**The task**
The answer is a number and nothing else: the count of lines in these entries containing the word "JSON".

[Dataset records Boundary: Start]

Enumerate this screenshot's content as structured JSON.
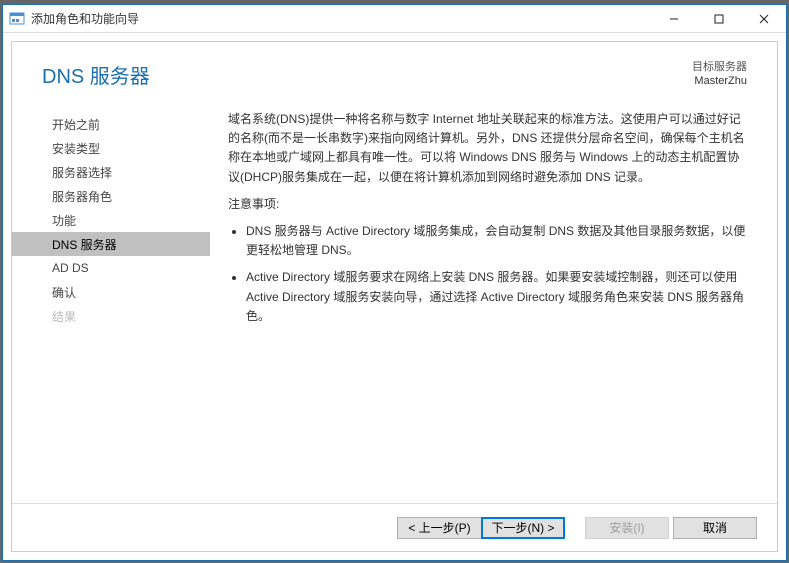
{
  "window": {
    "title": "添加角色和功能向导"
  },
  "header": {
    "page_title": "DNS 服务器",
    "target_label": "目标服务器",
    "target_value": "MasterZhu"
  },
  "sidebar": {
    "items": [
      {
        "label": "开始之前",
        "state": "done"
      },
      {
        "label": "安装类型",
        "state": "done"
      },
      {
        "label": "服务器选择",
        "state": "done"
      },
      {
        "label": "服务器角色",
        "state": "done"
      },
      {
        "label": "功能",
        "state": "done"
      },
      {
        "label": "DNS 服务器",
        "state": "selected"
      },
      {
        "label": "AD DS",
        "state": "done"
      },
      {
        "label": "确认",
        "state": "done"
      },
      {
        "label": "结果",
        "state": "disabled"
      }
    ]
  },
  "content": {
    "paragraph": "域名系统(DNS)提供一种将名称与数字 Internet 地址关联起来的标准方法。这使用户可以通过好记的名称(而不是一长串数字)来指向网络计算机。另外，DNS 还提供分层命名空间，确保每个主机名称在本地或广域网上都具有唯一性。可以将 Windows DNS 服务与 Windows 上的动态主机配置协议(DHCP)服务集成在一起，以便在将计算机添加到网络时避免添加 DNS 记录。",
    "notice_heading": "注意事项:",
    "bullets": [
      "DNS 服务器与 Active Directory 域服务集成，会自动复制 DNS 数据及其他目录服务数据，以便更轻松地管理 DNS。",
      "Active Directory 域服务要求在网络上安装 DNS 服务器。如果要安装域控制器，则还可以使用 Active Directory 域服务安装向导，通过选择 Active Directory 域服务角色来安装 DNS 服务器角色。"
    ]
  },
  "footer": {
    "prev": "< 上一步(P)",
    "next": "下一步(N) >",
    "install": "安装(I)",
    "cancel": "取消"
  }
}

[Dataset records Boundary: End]
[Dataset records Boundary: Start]

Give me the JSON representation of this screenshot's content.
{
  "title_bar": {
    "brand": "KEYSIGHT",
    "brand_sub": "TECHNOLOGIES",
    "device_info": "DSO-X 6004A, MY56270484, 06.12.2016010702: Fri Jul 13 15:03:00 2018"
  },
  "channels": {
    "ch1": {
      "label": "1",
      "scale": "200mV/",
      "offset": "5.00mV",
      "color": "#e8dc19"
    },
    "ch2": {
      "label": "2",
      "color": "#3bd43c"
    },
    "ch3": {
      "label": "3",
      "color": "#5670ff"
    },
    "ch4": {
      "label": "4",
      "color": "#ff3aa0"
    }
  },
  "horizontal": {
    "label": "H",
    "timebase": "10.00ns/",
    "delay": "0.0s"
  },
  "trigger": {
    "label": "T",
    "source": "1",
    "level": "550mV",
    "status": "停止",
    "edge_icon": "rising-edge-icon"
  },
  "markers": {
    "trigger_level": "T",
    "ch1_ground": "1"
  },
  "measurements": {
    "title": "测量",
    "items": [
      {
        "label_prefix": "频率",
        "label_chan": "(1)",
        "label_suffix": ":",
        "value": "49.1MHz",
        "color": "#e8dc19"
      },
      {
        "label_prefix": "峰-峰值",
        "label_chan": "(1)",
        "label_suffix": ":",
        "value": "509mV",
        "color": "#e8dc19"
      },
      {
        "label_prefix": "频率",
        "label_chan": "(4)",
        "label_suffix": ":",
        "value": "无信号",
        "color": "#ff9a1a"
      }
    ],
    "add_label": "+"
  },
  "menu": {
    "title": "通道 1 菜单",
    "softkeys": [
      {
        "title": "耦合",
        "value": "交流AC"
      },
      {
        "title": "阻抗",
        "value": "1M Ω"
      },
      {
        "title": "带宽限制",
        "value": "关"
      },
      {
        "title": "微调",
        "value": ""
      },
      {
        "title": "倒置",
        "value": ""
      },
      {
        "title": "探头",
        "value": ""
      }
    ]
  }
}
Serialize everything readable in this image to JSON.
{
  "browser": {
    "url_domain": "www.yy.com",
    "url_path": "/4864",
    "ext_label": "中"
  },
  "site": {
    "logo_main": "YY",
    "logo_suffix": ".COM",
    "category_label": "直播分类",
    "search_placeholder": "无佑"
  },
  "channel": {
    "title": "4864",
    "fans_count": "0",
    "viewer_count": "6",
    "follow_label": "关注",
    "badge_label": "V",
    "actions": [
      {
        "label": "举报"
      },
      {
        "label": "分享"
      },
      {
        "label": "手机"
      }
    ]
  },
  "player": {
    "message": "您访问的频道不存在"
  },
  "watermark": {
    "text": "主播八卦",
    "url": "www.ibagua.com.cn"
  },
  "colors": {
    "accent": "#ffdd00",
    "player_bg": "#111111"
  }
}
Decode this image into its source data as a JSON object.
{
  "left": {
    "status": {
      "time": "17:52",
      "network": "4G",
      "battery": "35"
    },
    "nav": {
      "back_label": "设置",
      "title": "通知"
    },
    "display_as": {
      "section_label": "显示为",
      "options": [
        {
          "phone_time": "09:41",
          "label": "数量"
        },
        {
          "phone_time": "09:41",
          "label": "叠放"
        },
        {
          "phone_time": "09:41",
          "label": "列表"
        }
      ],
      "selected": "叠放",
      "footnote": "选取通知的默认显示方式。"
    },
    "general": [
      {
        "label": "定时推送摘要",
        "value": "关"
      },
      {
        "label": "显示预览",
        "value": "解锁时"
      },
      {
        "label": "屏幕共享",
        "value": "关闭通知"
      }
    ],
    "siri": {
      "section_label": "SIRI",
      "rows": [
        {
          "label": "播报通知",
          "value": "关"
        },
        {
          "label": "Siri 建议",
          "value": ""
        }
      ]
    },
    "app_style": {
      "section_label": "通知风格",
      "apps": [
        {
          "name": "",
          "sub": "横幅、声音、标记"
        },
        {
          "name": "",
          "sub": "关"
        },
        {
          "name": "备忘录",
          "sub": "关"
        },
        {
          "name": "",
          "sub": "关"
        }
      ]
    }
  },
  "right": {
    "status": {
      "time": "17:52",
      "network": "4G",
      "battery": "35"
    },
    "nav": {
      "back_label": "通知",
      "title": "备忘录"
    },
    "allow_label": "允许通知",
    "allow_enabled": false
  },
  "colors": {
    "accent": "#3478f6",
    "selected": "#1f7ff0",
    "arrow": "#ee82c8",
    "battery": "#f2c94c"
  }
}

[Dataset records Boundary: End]
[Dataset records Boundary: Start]

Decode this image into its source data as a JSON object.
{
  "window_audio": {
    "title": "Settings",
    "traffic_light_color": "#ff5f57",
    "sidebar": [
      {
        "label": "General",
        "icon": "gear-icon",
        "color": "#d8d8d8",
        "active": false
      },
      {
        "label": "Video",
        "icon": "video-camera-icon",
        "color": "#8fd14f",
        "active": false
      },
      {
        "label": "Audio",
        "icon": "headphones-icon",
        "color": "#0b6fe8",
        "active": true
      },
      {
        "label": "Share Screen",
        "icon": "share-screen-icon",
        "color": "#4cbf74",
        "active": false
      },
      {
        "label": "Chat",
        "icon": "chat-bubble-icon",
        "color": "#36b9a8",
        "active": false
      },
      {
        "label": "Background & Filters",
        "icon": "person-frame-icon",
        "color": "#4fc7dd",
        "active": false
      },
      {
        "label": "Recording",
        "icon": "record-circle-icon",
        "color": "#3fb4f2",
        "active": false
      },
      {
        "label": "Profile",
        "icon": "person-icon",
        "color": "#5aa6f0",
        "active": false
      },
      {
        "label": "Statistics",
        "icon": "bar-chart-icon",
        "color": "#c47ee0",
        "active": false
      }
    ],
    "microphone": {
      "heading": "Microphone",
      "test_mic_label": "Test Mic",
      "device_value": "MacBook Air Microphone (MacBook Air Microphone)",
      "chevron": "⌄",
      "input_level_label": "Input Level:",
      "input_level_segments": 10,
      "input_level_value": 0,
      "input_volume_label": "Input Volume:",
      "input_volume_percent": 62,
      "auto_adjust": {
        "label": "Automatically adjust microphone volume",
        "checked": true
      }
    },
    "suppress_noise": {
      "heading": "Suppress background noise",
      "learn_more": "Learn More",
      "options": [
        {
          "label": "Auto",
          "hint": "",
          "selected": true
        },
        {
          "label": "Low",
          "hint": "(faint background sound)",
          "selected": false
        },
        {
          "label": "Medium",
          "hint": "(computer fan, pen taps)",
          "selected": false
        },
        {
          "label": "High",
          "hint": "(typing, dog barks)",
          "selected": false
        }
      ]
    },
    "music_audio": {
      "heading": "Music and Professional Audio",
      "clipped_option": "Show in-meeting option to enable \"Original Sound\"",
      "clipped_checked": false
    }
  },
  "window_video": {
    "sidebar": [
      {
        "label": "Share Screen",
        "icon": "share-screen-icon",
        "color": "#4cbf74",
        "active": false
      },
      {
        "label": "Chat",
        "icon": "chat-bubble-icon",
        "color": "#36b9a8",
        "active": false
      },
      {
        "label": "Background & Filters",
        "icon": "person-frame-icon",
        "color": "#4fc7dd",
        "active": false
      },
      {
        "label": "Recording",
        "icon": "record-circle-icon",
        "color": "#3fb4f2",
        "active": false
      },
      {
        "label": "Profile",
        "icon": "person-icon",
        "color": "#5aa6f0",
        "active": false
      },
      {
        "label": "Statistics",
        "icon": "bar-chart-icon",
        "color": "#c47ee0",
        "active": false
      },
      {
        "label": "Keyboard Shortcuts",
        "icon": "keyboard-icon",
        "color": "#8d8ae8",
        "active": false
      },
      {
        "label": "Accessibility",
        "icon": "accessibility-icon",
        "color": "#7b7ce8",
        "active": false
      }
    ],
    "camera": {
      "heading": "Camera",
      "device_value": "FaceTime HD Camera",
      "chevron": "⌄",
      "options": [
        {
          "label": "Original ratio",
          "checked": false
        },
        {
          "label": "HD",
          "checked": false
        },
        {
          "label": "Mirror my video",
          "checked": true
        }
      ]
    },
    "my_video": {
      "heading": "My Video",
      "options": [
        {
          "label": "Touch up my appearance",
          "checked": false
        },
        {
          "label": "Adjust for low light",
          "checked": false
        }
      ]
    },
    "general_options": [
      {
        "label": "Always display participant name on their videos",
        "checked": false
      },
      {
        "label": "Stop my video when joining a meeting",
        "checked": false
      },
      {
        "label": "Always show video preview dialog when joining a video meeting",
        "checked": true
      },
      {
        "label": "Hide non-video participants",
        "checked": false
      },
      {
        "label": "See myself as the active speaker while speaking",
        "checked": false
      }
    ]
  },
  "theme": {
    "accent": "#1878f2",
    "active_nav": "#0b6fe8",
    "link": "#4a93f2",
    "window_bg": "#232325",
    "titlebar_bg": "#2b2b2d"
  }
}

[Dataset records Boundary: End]

**Finished task**
5